**What you are asked to do:** Nothing but a number should be given: how many lines in the entries below include the string "rgba".

**** Material for this task

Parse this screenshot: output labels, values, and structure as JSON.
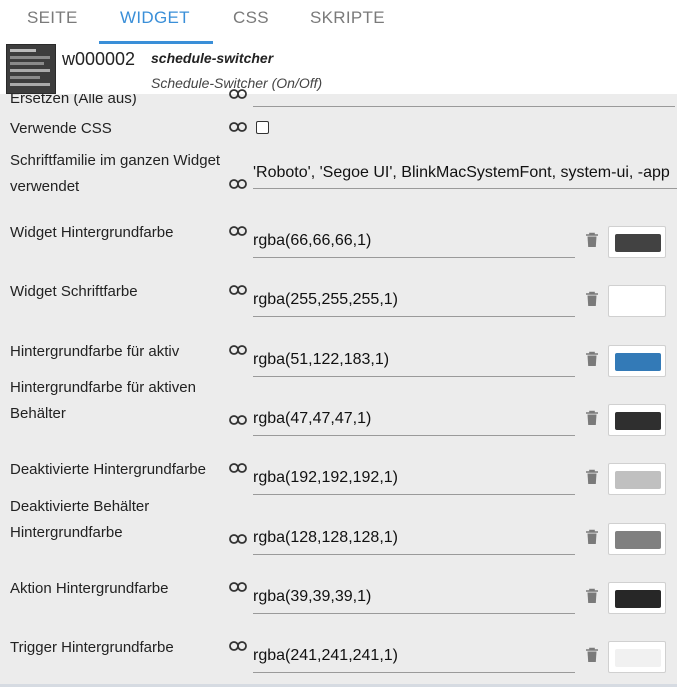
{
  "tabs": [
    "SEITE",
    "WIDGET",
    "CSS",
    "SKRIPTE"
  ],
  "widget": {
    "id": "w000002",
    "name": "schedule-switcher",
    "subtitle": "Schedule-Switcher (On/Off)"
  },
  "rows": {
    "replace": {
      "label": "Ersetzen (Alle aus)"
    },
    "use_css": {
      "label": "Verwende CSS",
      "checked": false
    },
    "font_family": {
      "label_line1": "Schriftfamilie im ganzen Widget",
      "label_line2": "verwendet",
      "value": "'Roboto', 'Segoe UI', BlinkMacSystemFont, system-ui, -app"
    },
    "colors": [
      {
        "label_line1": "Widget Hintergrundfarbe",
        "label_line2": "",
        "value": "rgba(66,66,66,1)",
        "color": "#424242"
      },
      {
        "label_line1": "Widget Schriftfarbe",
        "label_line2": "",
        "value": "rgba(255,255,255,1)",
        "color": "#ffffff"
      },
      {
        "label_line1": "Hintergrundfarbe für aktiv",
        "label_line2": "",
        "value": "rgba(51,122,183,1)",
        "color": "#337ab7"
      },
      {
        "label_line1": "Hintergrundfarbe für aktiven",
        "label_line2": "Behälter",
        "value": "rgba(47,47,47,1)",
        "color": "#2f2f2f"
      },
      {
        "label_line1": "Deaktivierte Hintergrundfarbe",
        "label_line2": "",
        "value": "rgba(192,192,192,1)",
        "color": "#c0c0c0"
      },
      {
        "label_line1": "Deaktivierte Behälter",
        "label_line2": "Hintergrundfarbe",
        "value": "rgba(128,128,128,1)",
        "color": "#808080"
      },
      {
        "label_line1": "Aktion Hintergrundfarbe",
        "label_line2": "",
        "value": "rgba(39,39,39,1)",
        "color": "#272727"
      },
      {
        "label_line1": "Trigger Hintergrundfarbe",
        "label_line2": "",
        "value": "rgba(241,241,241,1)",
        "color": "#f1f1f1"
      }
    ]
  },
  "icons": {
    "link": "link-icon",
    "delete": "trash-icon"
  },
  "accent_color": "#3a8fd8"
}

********
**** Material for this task

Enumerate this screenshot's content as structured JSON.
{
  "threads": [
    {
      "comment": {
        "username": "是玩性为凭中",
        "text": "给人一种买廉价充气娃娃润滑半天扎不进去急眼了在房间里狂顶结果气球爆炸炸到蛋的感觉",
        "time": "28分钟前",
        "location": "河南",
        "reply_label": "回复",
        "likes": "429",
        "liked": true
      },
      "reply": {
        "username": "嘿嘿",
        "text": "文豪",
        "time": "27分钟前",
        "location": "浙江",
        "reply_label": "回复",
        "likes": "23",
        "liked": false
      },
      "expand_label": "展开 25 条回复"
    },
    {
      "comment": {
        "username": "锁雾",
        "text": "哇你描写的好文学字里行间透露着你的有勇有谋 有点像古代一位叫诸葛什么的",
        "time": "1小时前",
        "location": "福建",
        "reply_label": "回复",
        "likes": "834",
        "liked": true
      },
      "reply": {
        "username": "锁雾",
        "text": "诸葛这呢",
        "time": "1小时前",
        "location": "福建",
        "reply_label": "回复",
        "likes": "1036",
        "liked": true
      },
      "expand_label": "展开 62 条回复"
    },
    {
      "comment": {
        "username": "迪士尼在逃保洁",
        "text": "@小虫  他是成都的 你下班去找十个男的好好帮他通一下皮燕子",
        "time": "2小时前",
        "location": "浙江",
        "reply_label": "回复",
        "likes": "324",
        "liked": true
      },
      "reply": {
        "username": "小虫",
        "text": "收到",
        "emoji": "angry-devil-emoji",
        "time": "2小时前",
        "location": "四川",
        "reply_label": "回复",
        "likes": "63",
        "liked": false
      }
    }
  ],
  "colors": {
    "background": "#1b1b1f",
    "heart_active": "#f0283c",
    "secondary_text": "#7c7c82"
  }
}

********

**Reply:** 8